European Green Lizard

Lacerta viridis

European Green Lizard Care

The European green lizard (Lacerta viridis) is a medium sized lizard distributed across European mid-latitudes from Slovenia and eastern Austria to as far east as the Black Sea coasts of Ukraine and Turkey. A colony was (illegally) started in the south of the UK, and is apparently thriving near Bournemouth! Wherever in the world they are found, they are often seen sunning on rocks or lawns, or sheltering amongst bushes.


As the name suggests, the base colour of both sexes in this species is green. Males have a fine pattern of black speckles as they mature, with a blue throat during the breeding season; females range from plain green to green with a complex black pattern across their backs. Males develop a larger head than females, and as adults it’s very obvious which sex is which, although they are harder to sex as juveniles. They can be kept in groups, but always make sure that there is only one male with several females. More than one male will fight, and because the losing male has nowhere to go he will be killed by the dominant animal.


One of the advantages of this species lies in the fact that they can be housed outdoors in the UK. If you choose to go this route, a greenhouse works very well, either with UV lighting and a basking spot installed, or with a basking spot and UV-lucent panels in the roof – just as you would for a Mediterranean tortoise.


More typically, they are kept indoors in a traditional wooden vivarium. As they are a medium sized lizard (13 to 15cm snout to vent length, with a tail up to twice that), they need a reasonable amount of space; as with most lizards, bigger is always better, so buy the largest vivarium available. They are very active, and will use every part of their environment – sometimes at speed! As a guide, the minimum should be 90 x 45 x 45cm (36 x 18 x 18”) for a single animal.

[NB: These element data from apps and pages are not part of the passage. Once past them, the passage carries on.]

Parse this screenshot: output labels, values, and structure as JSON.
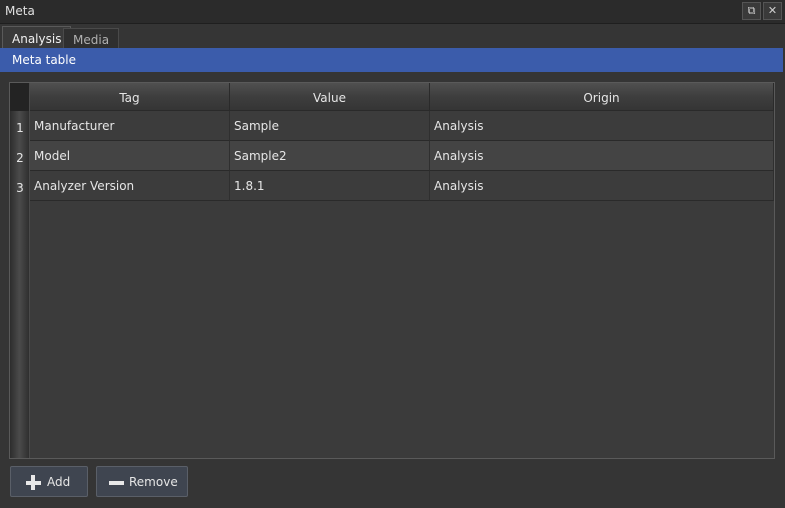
{
  "window": {
    "title": "Meta",
    "float_icon": "float-window-icon",
    "close_icon": "close-icon"
  },
  "tabs": [
    {
      "label": "Analysis",
      "active": true
    },
    {
      "label": "Media",
      "active": false
    }
  ],
  "section": {
    "title": "Meta table",
    "color": "#3b5cab"
  },
  "table": {
    "columns": [
      "Tag",
      "Value",
      "Origin"
    ],
    "rows": [
      {
        "num": "1",
        "tag": "Manufacturer",
        "value": "Sample",
        "origin": "Analysis"
      },
      {
        "num": "2",
        "tag": "Model",
        "value": "Sample2",
        "origin": "Analysis"
      },
      {
        "num": "3",
        "tag": "Analyzer Version",
        "value": "1.8.1",
        "origin": "Analysis"
      }
    ]
  },
  "buttons": {
    "add_label": "Add",
    "add_icon": "plus-icon",
    "remove_label": "Remove",
    "remove_icon": "minus-icon"
  }
}
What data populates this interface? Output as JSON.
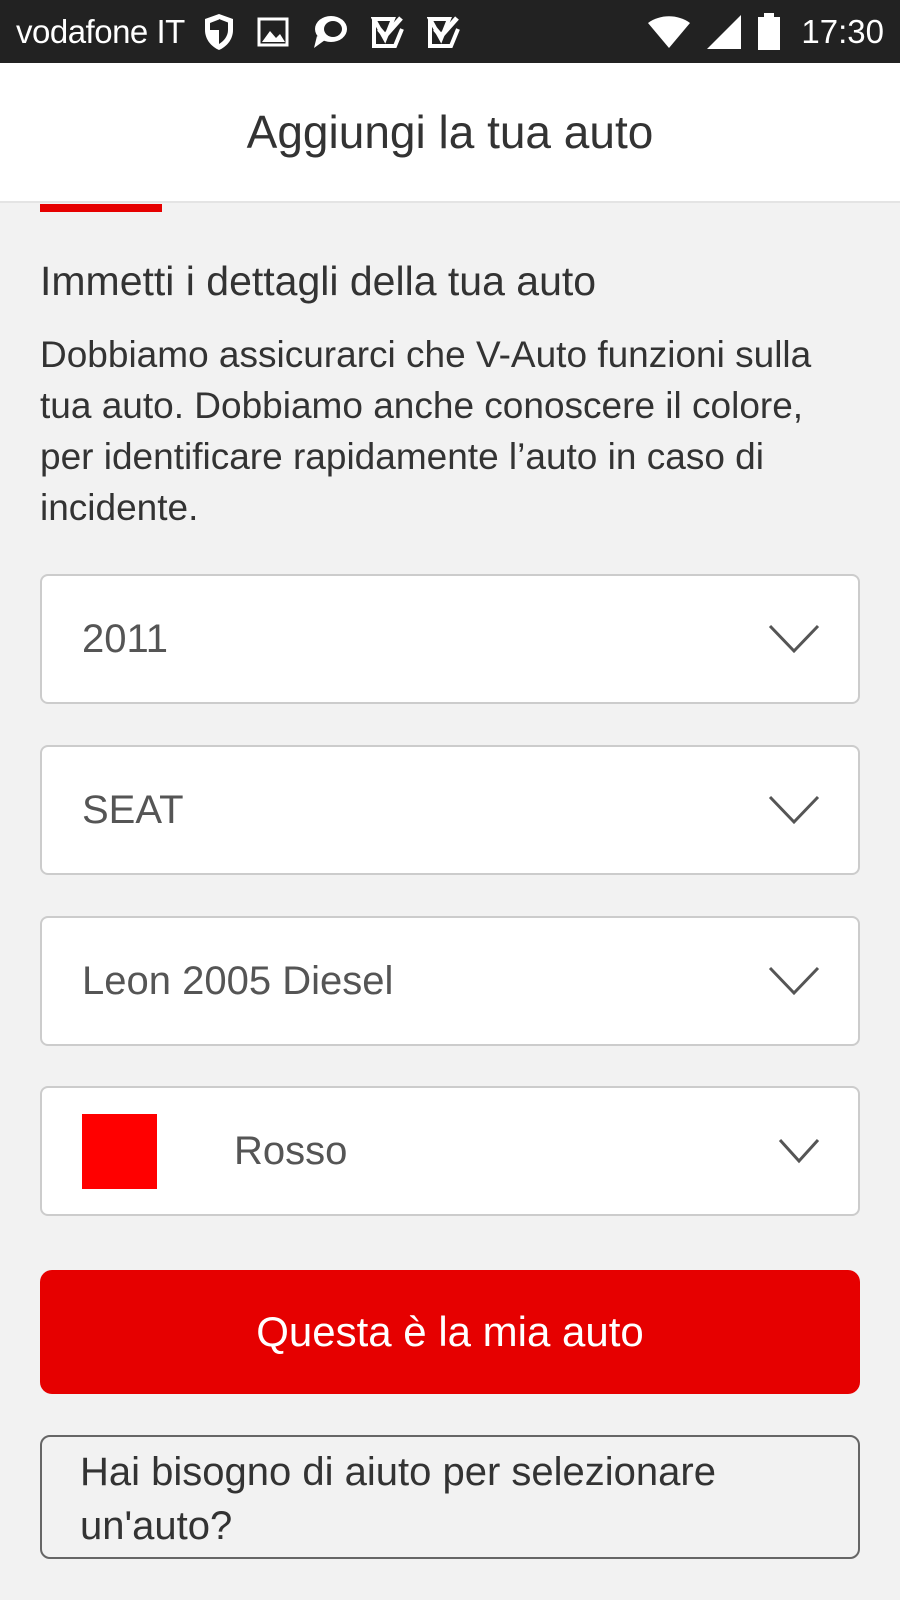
{
  "status_bar": {
    "carrier": "vodafone IT",
    "time": "17:30",
    "notification_icons": [
      "shield-icon",
      "image-icon",
      "chat-bubble-icon",
      "check-box-icon",
      "check-box-icon"
    ],
    "system_icons": [
      "wifi-icon",
      "signal-icon",
      "battery-icon"
    ]
  },
  "header": {
    "title": "Aggiungi la tua auto"
  },
  "form": {
    "title": "Immetti i dettagli della tua auto",
    "description": "Dobbiamo assicurarci che V-Auto funzioni sulla tua auto. Dobbiamo anche conoscere il colore, per identificare rapidamente l’auto in caso di incidente.",
    "year": "2011",
    "brand": "SEAT",
    "model": "Leon 2005 Diesel",
    "colour": {
      "label": "Rosso",
      "swatch": "#ff0000"
    }
  },
  "actions": {
    "confirm_label": "Questa è la mia auto",
    "help_label": "Hai bisogno di aiuto per selezionare un'auto?"
  },
  "theme": {
    "accent": "#e60000",
    "status_bar_bg": "#222222",
    "page_bg": "#f2f2f2"
  }
}
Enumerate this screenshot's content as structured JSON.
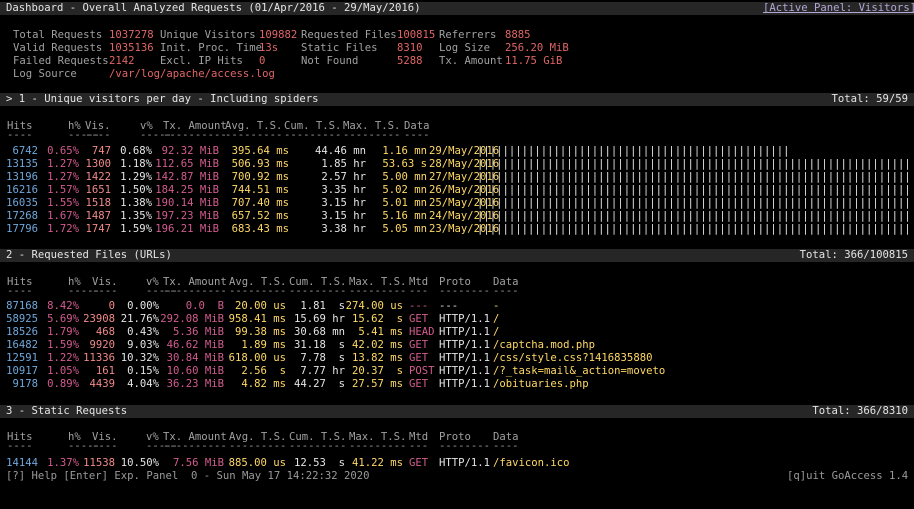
{
  "header": {
    "title": "Dashboard - Overall Analyzed Requests (01/Apr/2016 - 29/May/2016)",
    "active_panel": "[Active Panel: Visitors]"
  },
  "overall": [
    [
      {
        "label": "Total Requests",
        "value": "1037278"
      },
      {
        "label": "Unique Visitors",
        "value": "109882"
      },
      {
        "label": "Requested Files",
        "value": "100815"
      },
      {
        "label": "Referrers",
        "value": "8885"
      }
    ],
    [
      {
        "label": "Valid Requests",
        "value": "1035136"
      },
      {
        "label": "Init. Proc. Time",
        "value": "13s"
      },
      {
        "label": "Static Files",
        "value": "8310"
      },
      {
        "label": "Log Size",
        "value": "256.20 MiB"
      }
    ],
    [
      {
        "label": "Failed Requests",
        "value": "2142"
      },
      {
        "label": "Excl. IP Hits",
        "value": "0"
      },
      {
        "label": "Not Found",
        "value": "5288"
      },
      {
        "label": "Tx. Amount",
        "value": "11.75 GiB"
      }
    ],
    [
      {
        "label": "Log Source",
        "value": "/var/log/apache/access.log"
      }
    ]
  ],
  "panels": {
    "visitors": {
      "title": "> 1 - Unique visitors per day - Including spiders",
      "total": "Total: 59/59",
      "headers": {
        "hits": "Hits",
        "hp": "h%",
        "vis": "Vis.",
        "vp": "v%",
        "tx": "Tx. Amount",
        "avg": "Avg. T.S.",
        "cum": "Cum. T.S.",
        "max": "Max. T.S.",
        "data": "Data"
      },
      "dashes": {
        "hits": "----",
        "hp": "-----",
        "vis": "----",
        "vp": "-----",
        "tx": "----------",
        "avg": "---------",
        "cum": "---------",
        "max": "---------",
        "data": "----"
      },
      "rows": [
        {
          "hits": "6742",
          "hp": "0.65%",
          "vis": "747",
          "vp": "0.68%",
          "tx": "92.32 MiB",
          "avg": "395.64 ms",
          "cum": "44.46 mn",
          "max": "1.16 mn",
          "data": "29/May/2016",
          "bars": "|||||||||||||||||||||||||||||||||||||||||||||||||"
        },
        {
          "hits": "13135",
          "hp": "1.27%",
          "vis": "1300",
          "vp": "1.18%",
          "tx": "112.65 MiB",
          "avg": "506.93 ms",
          "cum": "1.85 hr",
          "max": "53.63 s",
          "data": "28/May/2016",
          "bars": "||||||||||||||||||||||||||||||||||||||||||||||||||||||||||||||||||||||||||||||||||||||||||||||||||||||||||||||||||||||||"
        },
        {
          "hits": "13196",
          "hp": "1.27%",
          "vis": "1422",
          "vp": "1.29%",
          "tx": "142.87 MiB",
          "avg": "700.92 ms",
          "cum": "2.57 hr",
          "max": "5.00 mn",
          "data": "27/May/2016",
          "bars": "|||||||||||||||||||||||||||||||||||||||||||||||||||||||||||||||||||||||||||||||||||||||||||||||||||||||||||||||||||||||||||"
        },
        {
          "hits": "16216",
          "hp": "1.57%",
          "vis": "1651",
          "vp": "1.50%",
          "tx": "184.25 MiB",
          "avg": "744.51 ms",
          "cum": "3.35 hr",
          "max": "5.02 mn",
          "data": "26/May/2016",
          "bars": "|||||||||||||||||||||||||||||||||||||||||||||||||||||||||||||||||||||||||||||||||||||||||||||||||||||||||||||||||||||||||||||||||||||||||||||||||||||||"
        },
        {
          "hits": "16035",
          "hp": "1.55%",
          "vis": "1518",
          "vp": "1.38%",
          "tx": "190.14 MiB",
          "avg": "707.40 ms",
          "cum": "3.15 hr",
          "max": "5.01 mn",
          "data": "25/May/2016",
          "bars": "||||||||||||||||||||||||||||||||||||||||||||||||||||||||||||||||||||||||||||||||||||||||||||||||||||||||||||||||||||||||||||||||||||||||||||||||||||||"
        },
        {
          "hits": "17268",
          "hp": "1.67%",
          "vis": "1487",
          "vp": "1.35%",
          "tx": "197.23 MiB",
          "avg": "657.52 ms",
          "cum": "3.15 hr",
          "max": "5.16 mn",
          "data": "24/May/2016",
          "bars": "|||||||||||||||||||||||||||||||||||||||||||||||||||||||||||||||||||||||||||||||||||||||||||||||||||||||||||||||||||||||||||||||||||||||||||||||||||||||||||||||"
        },
        {
          "hits": "17796",
          "hp": "1.72%",
          "vis": "1747",
          "vp": "1.59%",
          "tx": "196.21 MiB",
          "avg": "683.43 ms",
          "cum": "3.38 hr",
          "max": "5.05 mn",
          "data": "23/May/2016",
          "bars": "||||||||||||||||||||||||||||||||||||||||||||||||||||||||||||||||||||||||||||||||||||||||||||||||||||||||||||||||||||||||||||||||||||||||||||||||||||||||||||||||||||"
        }
      ]
    },
    "requests": {
      "title": "2 - Requested Files (URLs)",
      "total": "Total: 366/100815",
      "headers": {
        "hits": "Hits",
        "hp": "h%",
        "vis": "Vis.",
        "vp": "v%",
        "tx": "Tx. Amount",
        "avg": "Avg. T.S.",
        "cum": "Cum. T.S.",
        "max": "Max. T.S.",
        "mtd": "Mtd",
        "proto": "Proto",
        "data": "Data"
      },
      "dashes": {
        "hits": "----",
        "hp": "-----",
        "vis": "----",
        "vp": "-----",
        "tx": "----------",
        "avg": "---------",
        "cum": "---------",
        "max": "---------",
        "mtd": "---",
        "proto": "--------",
        "data": "----"
      },
      "rows": [
        {
          "hits": "87168",
          "hp": "8.42%",
          "vis": "0",
          "vp": "0.00%",
          "tx": "0.0  B",
          "avg": "20.00 us",
          "cum": "1.81  s",
          "max": "274.00 us",
          "mtd": "---",
          "proto": "---",
          "data": "-"
        },
        {
          "hits": "58925",
          "hp": "5.69%",
          "vis": "23908",
          "vp": "21.76%",
          "tx": "292.08 MiB",
          "avg": "958.41 ms",
          "cum": "15.69 hr",
          "max": "15.62  s",
          "mtd": "GET",
          "proto": "HTTP/1.1",
          "data": "/"
        },
        {
          "hits": "18526",
          "hp": "1.79%",
          "vis": "468",
          "vp": "0.43%",
          "tx": "5.36 MiB",
          "avg": "99.38 ms",
          "cum": "30.68 mn",
          "max": "5.41 ms",
          "mtd": "HEAD",
          "proto": "HTTP/1.1",
          "data": "/"
        },
        {
          "hits": "16482",
          "hp": "1.59%",
          "vis": "9920",
          "vp": "9.03%",
          "tx": "46.62 MiB",
          "avg": "1.89 ms",
          "cum": "31.18  s",
          "max": "42.02 ms",
          "mtd": "GET",
          "proto": "HTTP/1.1",
          "data": "/captcha.mod.php"
        },
        {
          "hits": "12591",
          "hp": "1.22%",
          "vis": "11336",
          "vp": "10.32%",
          "tx": "30.84 MiB",
          "avg": "618.00 us",
          "cum": "7.78  s",
          "max": "13.82 ms",
          "mtd": "GET",
          "proto": "HTTP/1.1",
          "data": "/css/style.css?1416835880"
        },
        {
          "hits": "10917",
          "hp": "1.05%",
          "vis": "161",
          "vp": "0.15%",
          "tx": "10.60 MiB",
          "avg": "2.56  s",
          "cum": "7.77 hr",
          "max": "20.37  s",
          "mtd": "POST",
          "proto": "HTTP/1.1",
          "data": "/?_task=mail&_action=moveto"
        },
        {
          "hits": "9178",
          "hp": "0.89%",
          "vis": "4439",
          "vp": "4.04%",
          "tx": "36.23 MiB",
          "avg": "4.82 ms",
          "cum": "44.27  s",
          "max": "27.57 ms",
          "mtd": "GET",
          "proto": "HTTP/1.1",
          "data": "/obituaries.php"
        }
      ]
    },
    "static": {
      "title": "3 - Static Requests",
      "total": "Total: 366/8310",
      "headers": {
        "hits": "Hits",
        "hp": "h%",
        "vis": "Vis.",
        "vp": "v%",
        "tx": "Tx. Amount",
        "avg": "Avg. T.S.",
        "cum": "Cum. T.S.",
        "max": "Max. T.S.",
        "mtd": "Mtd",
        "proto": "Proto",
        "data": "Data"
      },
      "dashes": {
        "hits": "----",
        "hp": "-----",
        "vis": "----",
        "vp": "-----",
        "tx": "----------",
        "avg": "---------",
        "cum": "---------",
        "max": "---------",
        "mtd": "---",
        "proto": "--------",
        "data": "----"
      },
      "rows": [
        {
          "hits": "14144",
          "hp": "1.37%",
          "vis": "11538",
          "vp": "10.50%",
          "tx": "7.56 MiB",
          "avg": "885.00 us",
          "cum": "12.53  s",
          "max": "41.22 ms",
          "mtd": "GET",
          "proto": "HTTP/1.1",
          "data": "/favicon.ico"
        }
      ]
    }
  },
  "footer": {
    "left": "[?] Help [Enter] Exp. Panel  0 - Sun May 17 14:22:32 2020",
    "right": "[q]uit GoAccess 1.4"
  }
}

For this species a substantial temperature gradient is required, with an ambient temperature of 25ºc to 30ºc, with a basking spot of up to 40ºc. At night the temperature can go as low as 15ºc, which does mean that in all but the coldest houses night time heating will not be needed. They do appreciate a winter cool down period, when the temperature can be allowed to drop to between 5º and 10ºc.


They require a good level of UVB, which is best provided by a 10% T5 UV strip light, and a halogen basking bulb to give as wide a possible area to bask in. UV bulbs should be replaced every 6 to 12 months, depending on the brand. For a diurnal lizard that likes to bask, compact UV bulbs are never strong enough – use a good quality fluorescent strip. They like an arid habitat, and will appreciate a brief spray in the morning to replicate dew; obviously, a small water bowl should always be provided. They do quite like to dig, so a soil based substrate is an excellent choice for this species.


Although they do not climb like chameleons, they do need branches and rocks within their home in order to give them something to scramble over. Give youngsters plenty of cover; lots of plants – real or plastic – will do the job very well. Live plants might suffer as the lizard grows, but they are fine to use with babies. They are a predominantly insectivorous lizard but do appreciate some greenery in the diet. Try edible flowers when they are in season, and offer leafy greens on a daily basis. Offer a variety of gut loaded and dusted insects, but crickets and locusts should be used as the main foods as they are lower in fat than wax worms and easier to digest than mealworms. 

Animal Information

Common Name: European green lizard

Scientific Name: Lacerta viridis

Location: Southwestern Europe

Habitat (wild): Arid woodland edge, scrub

Captive environment: Tropical desert vivarium

Preferred temperature range: daytime hot spot of 40ºC under the basking light, background ambient of 30ºC, cool end of 25ºC. Temperature can drop to 15ºC at night.

UVB Lighting: 10% or 12% UVB strip lamp – 12 -14 hours a day 

Ferguson Zone: Zone 3

Substrate: Soil/sand based

Lifespan: 10 to 12 years, up to 15 with good care